[Data about app and page elements]
[Start of section]

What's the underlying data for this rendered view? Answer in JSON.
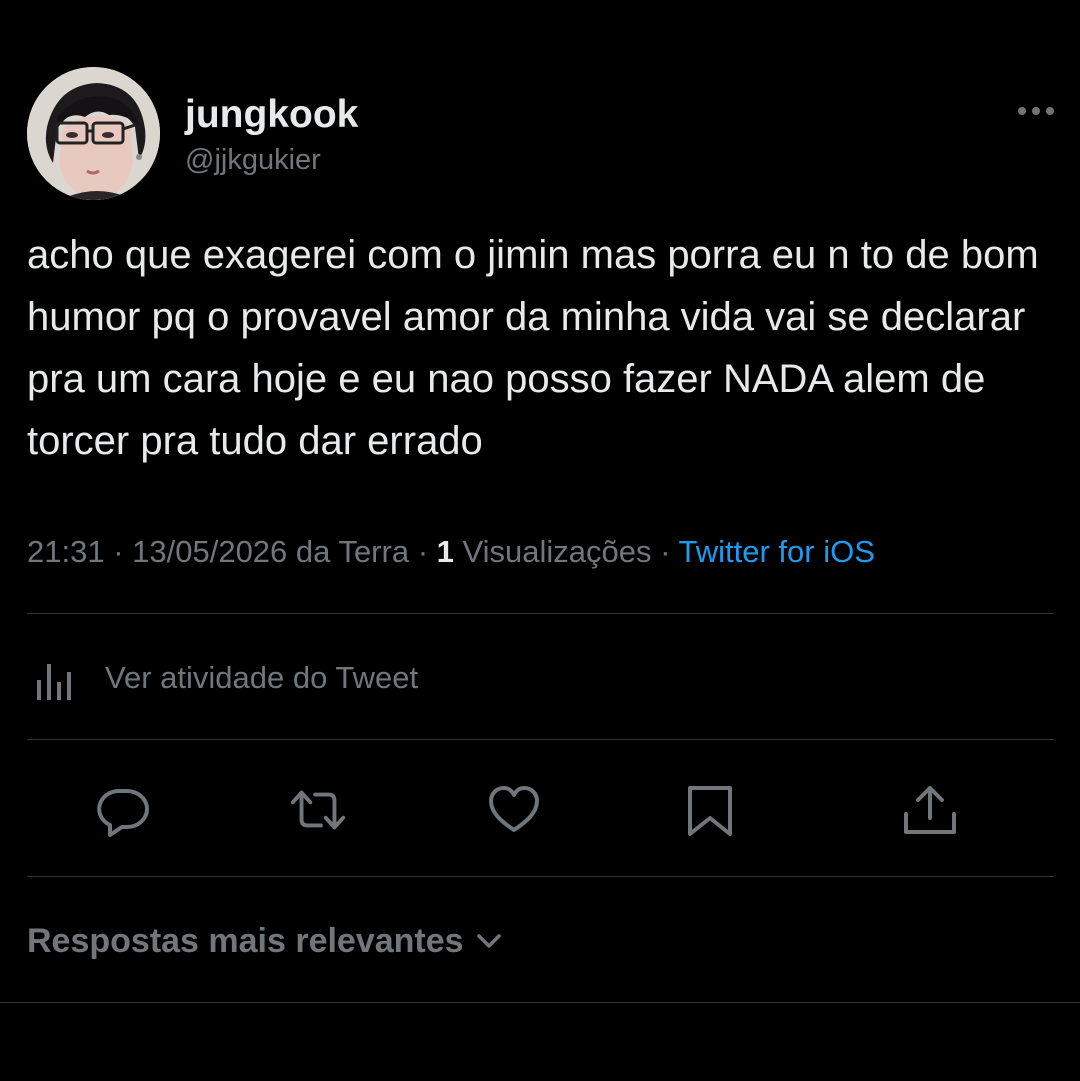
{
  "author": {
    "display_name": "jungkook",
    "handle": "@jjkgukier"
  },
  "tweet": {
    "text": "acho que exagerei com o jimin mas porra eu n to de bom humor pq o provavel amor da minha vida vai se declarar pra um cara hoje e eu nao posso fazer NADA alem de torcer pra tudo dar errado",
    "time": "21:31",
    "date": "13/05/2026 da Terra",
    "views_count": "1",
    "views_label": "Visualizações",
    "source": "Twitter for iOS",
    "separator": " · "
  },
  "activity": {
    "label": "Ver atividade do Tweet",
    "icon": "analytics-icon"
  },
  "actions": [
    {
      "name": "reply",
      "icon": "reply-icon"
    },
    {
      "name": "retweet",
      "icon": "retweet-icon"
    },
    {
      "name": "like",
      "icon": "heart-icon"
    },
    {
      "name": "bookmark",
      "icon": "bookmark-icon"
    },
    {
      "name": "share",
      "icon": "share-icon"
    }
  ],
  "replies": {
    "sort_label": "Respostas mais relevantes",
    "icon": "chevron-down-icon"
  },
  "colors": {
    "background": "#000000",
    "primary_text": "#e7e9ea",
    "secondary_text": "#71767b",
    "link": "#1d9bf0",
    "divider": "#2f3336"
  }
}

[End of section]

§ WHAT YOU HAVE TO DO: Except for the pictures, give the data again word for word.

§ COMPLETED TASK:
What's the underlying data for this rendered view? Answer in JSON.
{
  "author": {
    "display_name": "jungkook",
    "handle": "@jjkgukier"
  },
  "tweet": {
    "text": "acho que exagerei com o jimin mas porra eu n to de bom humor pq o provavel amor da minha vida vai se declarar pra um cara hoje e eu nao posso fazer NADA alem de torcer pra tudo dar errado",
    "time": "21:31",
    "date": "13/05/2026 da Terra",
    "views_count": "1",
    "views_label": "Visualizações",
    "source": "Twitter for iOS",
    "separator": " · "
  },
  "activity": {
    "label": "Ver atividade do Tweet",
    "icon": "analytics-icon"
  },
  "actions": [
    {
      "name": "reply",
      "icon": "reply-icon"
    },
    {
      "name": "retweet",
      "icon": "retweet-icon"
    },
    {
      "name": "like",
      "icon": "heart-icon"
    },
    {
      "name": "bookmark",
      "icon": "bookmark-icon"
    },
    {
      "name": "share",
      "icon": "share-icon"
    }
  ],
  "replies": {
    "sort_label": "Respostas mais relevantes",
    "icon": "chevron-down-icon"
  },
  "colors": {
    "background": "#000000",
    "primary_text": "#e7e9ea",
    "secondary_text": "#71767b",
    "link": "#1d9bf0",
    "divider": "#2f3336"
  }
}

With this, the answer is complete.